II. Inevitable Discovery
The inevitable discovery doctrine provides an exception to the exclusionary rule where the government can demonstrate that the evidence would have been acquired lawfully through an independent source absent the government misconduct. Murray v. United States, 487 U.S. 533, 539 (1988). See also, United States v. Eng, 971 F.2d 854, 859 (2d Cir. 1992) (citing Nix v. Williams, 467 U.S. 431, 448-50 (1984)). The government has the burden of proving by a preponderance of the evidence that the evidence "ultimately or inevitably" would have been discovered by lawful means. United States v. Whitehorn, 829 F.2d 1225, 1230 (2d Cir. 1987).
Magistrate Judge Heckman made a proposed finding that the government failed to sustain its burden by a preponderance of the evidence that the controlled substance would inevitably have been discovered during an inventory search of defendant's bag incident to his detention on an uncharged violation of the immigration laws.
The government objects and argues that the evidence supports a finding that an inventory search, pursuant to defendant's detention on an immigration detainer, would have disclosed the presence of controlled substances in defendant's duffel bag and, therefore, defendant's motion to suppress evidence should be denied.
Upon careful consideration of the Report and Recommendation and of the submissions of the parties, and after hearing oral argument, the Court adopts the proposed findings of the Report and Recommendation. The proposed findings are amply supported by the record. Magistrate Judge Heckman made specific findings of fact as to the testimony presented and provided a thorough analysis of the totality of the circumstances in this case regarding the issue of consent and the issue of inevitable discovery.
While the District Court is required to make a de novo determination of those portions of the Report and Recommendation which have been objected to, credibility determinations by a magistrate judge, who has heard and observed the witnesses, are given deference. United States v. Marshall, 609 F.2d 152 (5th Cir. 1980). Magistrate Judge Heckman observed first-hand the demeanor of the witnesses who testified at the hearing and based her proposed finding crediting defendant's testimony regarding the absence of consent on these observations. Accordingly, the Court finds no basis in the record for rejecting Magistrate Judge Heckman's proposed finding crediting defendant's testimony.
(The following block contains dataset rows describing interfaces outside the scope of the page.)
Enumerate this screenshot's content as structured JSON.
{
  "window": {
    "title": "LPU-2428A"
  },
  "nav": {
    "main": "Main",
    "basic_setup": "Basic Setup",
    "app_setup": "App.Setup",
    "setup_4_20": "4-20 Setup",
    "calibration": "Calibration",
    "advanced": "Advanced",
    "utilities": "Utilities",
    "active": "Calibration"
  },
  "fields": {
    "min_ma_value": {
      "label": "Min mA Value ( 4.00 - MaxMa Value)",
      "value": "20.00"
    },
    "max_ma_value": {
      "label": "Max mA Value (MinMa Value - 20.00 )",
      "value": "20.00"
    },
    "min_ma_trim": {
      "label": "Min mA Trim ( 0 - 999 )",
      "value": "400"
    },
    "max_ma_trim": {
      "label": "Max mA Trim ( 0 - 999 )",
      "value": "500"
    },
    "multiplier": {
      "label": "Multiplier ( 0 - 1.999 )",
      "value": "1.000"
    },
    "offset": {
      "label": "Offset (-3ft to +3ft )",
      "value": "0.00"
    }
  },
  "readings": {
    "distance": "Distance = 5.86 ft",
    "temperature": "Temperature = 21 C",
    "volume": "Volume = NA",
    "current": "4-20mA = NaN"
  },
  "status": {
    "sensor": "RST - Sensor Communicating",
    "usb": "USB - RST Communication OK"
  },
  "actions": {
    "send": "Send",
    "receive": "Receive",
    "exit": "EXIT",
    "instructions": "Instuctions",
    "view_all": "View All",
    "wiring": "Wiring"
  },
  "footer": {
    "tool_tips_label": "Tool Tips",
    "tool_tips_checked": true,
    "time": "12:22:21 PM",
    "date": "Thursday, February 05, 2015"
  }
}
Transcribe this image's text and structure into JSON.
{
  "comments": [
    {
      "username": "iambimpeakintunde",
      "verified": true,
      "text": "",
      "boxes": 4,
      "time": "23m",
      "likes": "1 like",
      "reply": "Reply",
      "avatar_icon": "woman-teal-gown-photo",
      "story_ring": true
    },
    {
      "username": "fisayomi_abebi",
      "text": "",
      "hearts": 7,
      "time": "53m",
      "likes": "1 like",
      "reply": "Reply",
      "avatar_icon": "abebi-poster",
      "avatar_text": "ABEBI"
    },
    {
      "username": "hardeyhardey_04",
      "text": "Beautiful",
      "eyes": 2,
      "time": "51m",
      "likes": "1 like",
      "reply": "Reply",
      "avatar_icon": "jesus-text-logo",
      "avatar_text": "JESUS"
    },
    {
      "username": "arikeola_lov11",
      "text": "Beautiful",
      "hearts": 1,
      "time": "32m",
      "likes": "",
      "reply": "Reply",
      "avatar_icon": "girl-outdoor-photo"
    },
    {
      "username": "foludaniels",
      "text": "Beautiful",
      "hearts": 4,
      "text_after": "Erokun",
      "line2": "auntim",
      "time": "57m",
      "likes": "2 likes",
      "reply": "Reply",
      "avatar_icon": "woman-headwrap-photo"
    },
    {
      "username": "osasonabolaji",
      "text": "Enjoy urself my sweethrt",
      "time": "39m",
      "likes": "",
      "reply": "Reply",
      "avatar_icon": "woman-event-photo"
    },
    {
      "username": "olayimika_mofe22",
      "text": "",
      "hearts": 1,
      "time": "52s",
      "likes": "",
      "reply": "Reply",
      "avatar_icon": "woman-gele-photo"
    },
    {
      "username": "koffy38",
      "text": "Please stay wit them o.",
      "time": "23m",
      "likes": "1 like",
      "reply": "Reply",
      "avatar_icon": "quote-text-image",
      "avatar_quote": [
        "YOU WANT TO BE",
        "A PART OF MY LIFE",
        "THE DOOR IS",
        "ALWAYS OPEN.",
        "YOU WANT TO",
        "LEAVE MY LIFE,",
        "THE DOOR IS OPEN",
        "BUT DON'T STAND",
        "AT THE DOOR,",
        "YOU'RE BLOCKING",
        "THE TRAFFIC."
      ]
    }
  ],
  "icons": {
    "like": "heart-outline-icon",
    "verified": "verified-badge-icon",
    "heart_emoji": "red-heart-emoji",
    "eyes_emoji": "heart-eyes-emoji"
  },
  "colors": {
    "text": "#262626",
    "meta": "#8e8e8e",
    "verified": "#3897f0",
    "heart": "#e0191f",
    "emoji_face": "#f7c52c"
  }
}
The Second Circuit has determined that the prosecution must prove, by a preponderance of the evidence, that a defendant's consent to search was "freely and voluntarily" given. Calvente, 722 F.2d at 1023. Although Magistrate Judge Heckman determined that the government failed to meet its burden of establishing consent by a preponderance of the evidence, "with clear and positive testimony," it is clear from the record that Magistrate Judge Heckman applied the preponderance of the evidence standard to the circumstances of this case and that the government failed to meet its burden of establishing defendant's consent to a warrantless search of his duffel bag based on that standard.
Accordingly, for the reasons set forth in Magistrate Judge Heckman's Report and Recommendation, and for the reasons set forth herein, the Court grants defendant's motion to suppress evidence.
IT IS ORDERED that the parties shall appear in Part II of this Court at 9:00 a.m. on March 8, 1994, for a meeting to set trial date.
IT IS SO ORDERED.
HONORABLE RICHARD J. ARCARA
UNITED STATES DISTRICT COURT
Dated: February 22, 1994